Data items
++++
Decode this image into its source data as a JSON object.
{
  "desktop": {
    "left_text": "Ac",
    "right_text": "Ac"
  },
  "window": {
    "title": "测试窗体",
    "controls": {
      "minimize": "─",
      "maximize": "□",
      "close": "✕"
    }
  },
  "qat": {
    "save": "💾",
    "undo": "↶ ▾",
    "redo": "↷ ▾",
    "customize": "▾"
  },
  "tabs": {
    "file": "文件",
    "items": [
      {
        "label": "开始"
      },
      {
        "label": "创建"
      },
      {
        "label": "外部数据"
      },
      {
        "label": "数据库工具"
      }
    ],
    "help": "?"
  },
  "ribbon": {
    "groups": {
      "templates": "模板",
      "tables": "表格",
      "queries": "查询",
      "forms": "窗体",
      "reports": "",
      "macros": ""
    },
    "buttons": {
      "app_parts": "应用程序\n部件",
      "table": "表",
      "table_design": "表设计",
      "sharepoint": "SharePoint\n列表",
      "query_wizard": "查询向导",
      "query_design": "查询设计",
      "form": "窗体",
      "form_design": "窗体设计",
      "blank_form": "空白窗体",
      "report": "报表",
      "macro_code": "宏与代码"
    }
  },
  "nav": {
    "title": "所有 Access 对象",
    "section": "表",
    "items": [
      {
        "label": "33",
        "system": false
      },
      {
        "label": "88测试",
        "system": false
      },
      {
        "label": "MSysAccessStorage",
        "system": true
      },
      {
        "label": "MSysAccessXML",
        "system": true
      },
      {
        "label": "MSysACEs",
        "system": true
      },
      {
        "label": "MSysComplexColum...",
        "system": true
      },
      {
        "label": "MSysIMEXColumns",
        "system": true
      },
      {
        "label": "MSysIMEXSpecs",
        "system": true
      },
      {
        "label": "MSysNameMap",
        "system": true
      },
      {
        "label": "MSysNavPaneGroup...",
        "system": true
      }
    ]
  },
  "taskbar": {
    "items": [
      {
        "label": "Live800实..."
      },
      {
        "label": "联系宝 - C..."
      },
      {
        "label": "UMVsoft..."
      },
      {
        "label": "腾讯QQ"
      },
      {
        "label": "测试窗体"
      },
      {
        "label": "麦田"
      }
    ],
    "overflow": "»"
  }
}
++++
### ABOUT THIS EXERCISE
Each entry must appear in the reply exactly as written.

### ANSWER
Decode this image into its source data as a JSON object.
{
  "desktop": {
    "left_text": "Ac",
    "right_text": "Ac"
  },
  "window": {
    "title": "测试窗体",
    "controls": {
      "minimize": "─",
      "maximize": "□",
      "close": "✕"
    }
  },
  "qat": {
    "save": "💾",
    "undo": "↶ ▾",
    "redo": "↷ ▾",
    "customize": "▾"
  },
  "tabs": {
    "file": "文件",
    "items": [
      {
        "label": "开始"
      },
      {
        "label": "创建"
      },
      {
        "label": "外部数据"
      },
      {
        "label": "数据库工具"
      }
    ],
    "help": "?"
  },
  "ribbon": {
    "groups": {
      "templates": "模板",
      "tables": "表格",
      "queries": "查询",
      "forms": "窗体",
      "reports": "",
      "macros": ""
    },
    "buttons": {
      "app_parts": "应用程序\n部件",
      "table": "表",
      "table_design": "表设计",
      "sharepoint": "SharePoint\n列表",
      "query_wizard": "查询向导",
      "query_design": "查询设计",
      "form": "窗体",
      "form_design": "窗体设计",
      "blank_form": "空白窗体",
      "report": "报表",
      "macro_code": "宏与代码"
    }
  },
  "nav": {
    "title": "所有 Access 对象",
    "section": "表",
    "items": [
      {
        "label": "33",
        "system": false
      },
      {
        "label": "88测试",
        "system": false
      },
      {
        "label": "MSysAccessStorage",
        "system": true
      },
      {
        "label": "MSysAccessXML",
        "system": true
      },
      {
        "label": "MSysACEs",
        "system": true
      },
      {
        "label": "MSysComplexColum...",
        "system": true
      },
      {
        "label": "MSysIMEXColumns",
        "system": true
      },
      {
        "label": "MSysIMEXSpecs",
        "system": true
      },
      {
        "label": "MSysNameMap",
        "system": true
      },
      {
        "label": "MSysNavPaneGroup...",
        "system": true
      }
    ]
  },
  "taskbar": {
    "items": [
      {
        "label": "Live800实..."
      },
      {
        "label": "联系宝 - C..."
      },
      {
        "label": "UMVsoft..."
      },
      {
        "label": "腾讯QQ"
      },
      {
        "label": "测试窗体"
      },
      {
        "label": "麦田"
      }
    ],
    "overflow": "»"
  }
}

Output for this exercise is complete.